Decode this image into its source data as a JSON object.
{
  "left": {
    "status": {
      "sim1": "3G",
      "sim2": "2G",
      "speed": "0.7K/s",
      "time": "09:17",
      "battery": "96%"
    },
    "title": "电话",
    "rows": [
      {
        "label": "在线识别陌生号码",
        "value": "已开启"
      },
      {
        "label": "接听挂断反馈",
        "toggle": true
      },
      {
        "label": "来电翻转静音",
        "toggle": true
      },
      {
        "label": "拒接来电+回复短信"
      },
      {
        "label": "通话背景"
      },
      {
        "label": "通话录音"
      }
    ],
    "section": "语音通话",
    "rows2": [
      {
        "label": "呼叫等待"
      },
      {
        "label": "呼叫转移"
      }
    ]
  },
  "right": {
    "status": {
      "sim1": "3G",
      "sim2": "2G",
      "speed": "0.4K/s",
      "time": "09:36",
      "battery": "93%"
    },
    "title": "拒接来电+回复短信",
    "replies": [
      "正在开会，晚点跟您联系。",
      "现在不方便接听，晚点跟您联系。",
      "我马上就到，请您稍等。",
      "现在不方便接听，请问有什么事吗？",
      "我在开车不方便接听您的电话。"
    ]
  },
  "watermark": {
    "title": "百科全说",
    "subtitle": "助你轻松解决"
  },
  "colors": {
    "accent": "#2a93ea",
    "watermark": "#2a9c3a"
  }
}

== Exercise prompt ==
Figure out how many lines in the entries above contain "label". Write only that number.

== Answer box ==
8